Cisco USB console cables

If you are a Cisco customer you may already have a box of spare Cisco USB console cables. Let’s put those to use. You can now connect up to 8 of these cables to your WLAN Pi using a USB hub and access all terminal lines wirelessly – no drivers needed!

Cisco USB console cable

Tip: Don’t have a Cisco USB console cable on you? No problem, any standard USB-A to 5-pin mini USB cable would work. 

Note: Using non-standard accessories may void the warranty. Please ask your network infrastructure vendor if you are in doubts.

USB-to-serial adapters

I like using the “noodle” console cables with FTDI chip. They are compact, do not need any additional driver, do not tangle in a bag and you can easily adjust their length.

USB to serial adapter 

Tip: Trim the cable to the preferred length and crimp a new RJ-45 connector onto it. The rest of the cable you can crimp another couple of RJ-45 connectors to and use it as an emergency UTP cable. Obviously, it will be more of a “noodle pair” than twisted pair, but you can add one to your adapter bag and it is only a matter of time before it saves the day, trust me;-)

Short ethernet cable

How to use Wi-Fi Console

Make sure your console cables are connected to the WLAN Pi and activate “Wi-Fi Console mode” by going to Menu > Modes > Wi-Fi Console. After the WLAN Pi reboots, all console lines will become accessible wirelessly (or using a wired connection if you prefer).

Connect to the “wifi_console” SSID and telnet to the IP address of the WLAN Pi on the respective TCP port.

Wireless connection to Wi-Fi Console Wi-Fi Console Terminal Lines Royal TSX

USB-to-serial adapters use these ports:

  • First USB-to-serial adapter – port 9601
  • Second USB-to-serial adapter – port 9602
  • Eight USB-to-serial adapter – port 9608

More baud rates are supported. Please check the documentation.

Cisco USB console cables accept connections on these TCP ports:

  • First Cisco USB console cable – port 2001
  • Second USB-to-serial adapter – port 2002
  • Eight USB-to-serial adapter – port 2008

You can mix and match USB-to-serial and Cisco cables on the same WLAN Pi.

Power options for the WLAN Pi

WLAN Pi can be powered using its micro USB connector. There are multiple options available and some work better for certain use cases than others.

A battery pack is the best option if you are using your WLAN Pi as a handheld tool.

For home lab use cases and iperf throughput testing I prefer a gigabit Ethernet PoE splitter with USB type A socket as it is universal and can power the WLAN Pi or even charge your phone. Enterprise switches provide perpetual PoE on the access ports and those will keep your WLAN Pi powered even during and after a switch reload.

Tip: Double-check that the PoE splitter supports gigabit Ethernet before ordering one. This is essential for throughput testing.

Alternatively, use a built-in USB port of your switch or appliance to power the WLAN Pi. Most of these ports are rated at 5 V x 0.5 A = 2.5 Watts. Please do not overload the USB port as this might void the warranty. Personally, I recommend using the WLAN Pi with no Wi-Fi adapter (which draws significant power itself) in this case and connect to the console sessions over a wired connection.

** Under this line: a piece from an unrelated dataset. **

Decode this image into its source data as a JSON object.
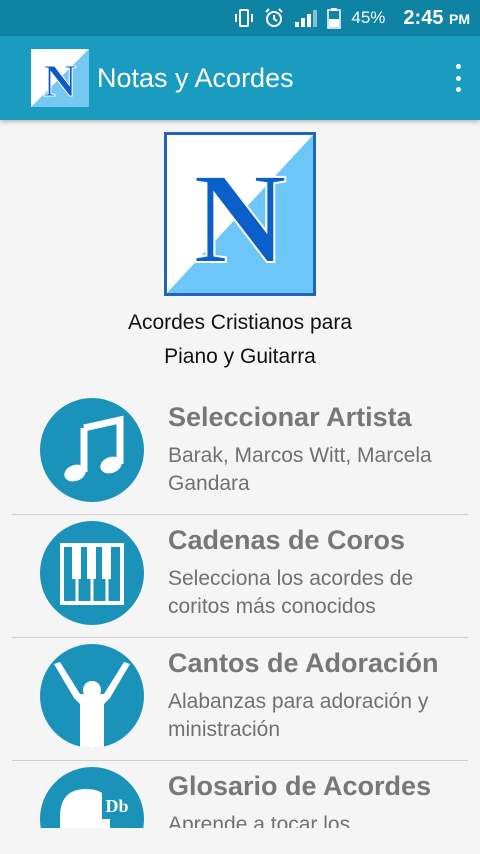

Here is a “Wired Console” WLAN Pi powered by a built-in USB port of a switch and connected to the USB console port of the same switch. The console session is available over the Ethernet interface of the WLAN Pi.

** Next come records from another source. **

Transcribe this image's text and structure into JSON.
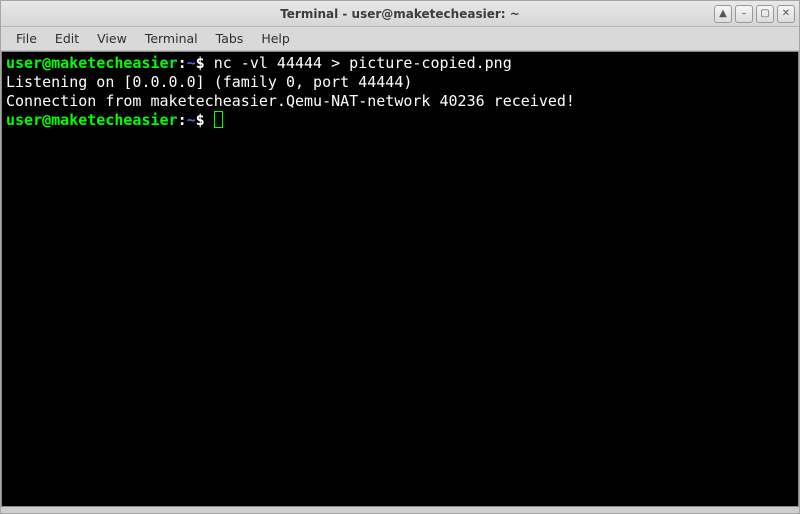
{
  "window": {
    "title": "Terminal - user@maketecheasier: ~"
  },
  "menubar": {
    "items": [
      "File",
      "Edit",
      "View",
      "Terminal",
      "Tabs",
      "Help"
    ]
  },
  "terminal": {
    "lines": [
      {
        "type": "prompt",
        "user_host": "user@maketecheasier",
        "sep": ":",
        "path": "~",
        "dollar": "$",
        "command": "nc -vl 44444 > picture-copied.png"
      },
      {
        "type": "output",
        "text": "Listening on [0.0.0.0] (family 0, port 44444)"
      },
      {
        "type": "output",
        "text": "Connection from maketecheasier.Qemu-NAT-network 40236 received!"
      },
      {
        "type": "prompt",
        "user_host": "user@maketecheasier",
        "sep": ":",
        "path": "~",
        "dollar": "$",
        "command": "",
        "cursor": true
      }
    ]
  },
  "icons": {
    "ontop": "▲",
    "minimize": "–",
    "maximize": "▢",
    "close": "✕"
  }
}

Console access in Classic mode

In fact everything apart from the wireless access is available in the WLAN Pi “Classic mode” and you can use a pre-installed “screen” command to establish console sessions.

Connect to the first USB-to-serial adapter at baud rate of 9600:

screen /dev/ttyUSB0 9600

Replace ttyUSB0 with ttyUSB1 for the second adapter and so on.

Connect to the first Cisco USB console cable:

screen /dev/ttyATM0 9600

Replace ttyATM0 with ttyATM1 for the second cable and so on.

People often joke about quitting the “vi” text editor, but screen is not the most straightforward task either;-) Here are few handy commands for your reference:

Pause screen – Doing this will detach you from the session and you can later resume it by “screen -r”

CTRL+A then CTRL+D

Exit screen – This will take you to the screen command mode. Type “quit” followed by return to exit screen

CTRL+A then type “:”

Exit all screen sessions

CTRL+A followed by \”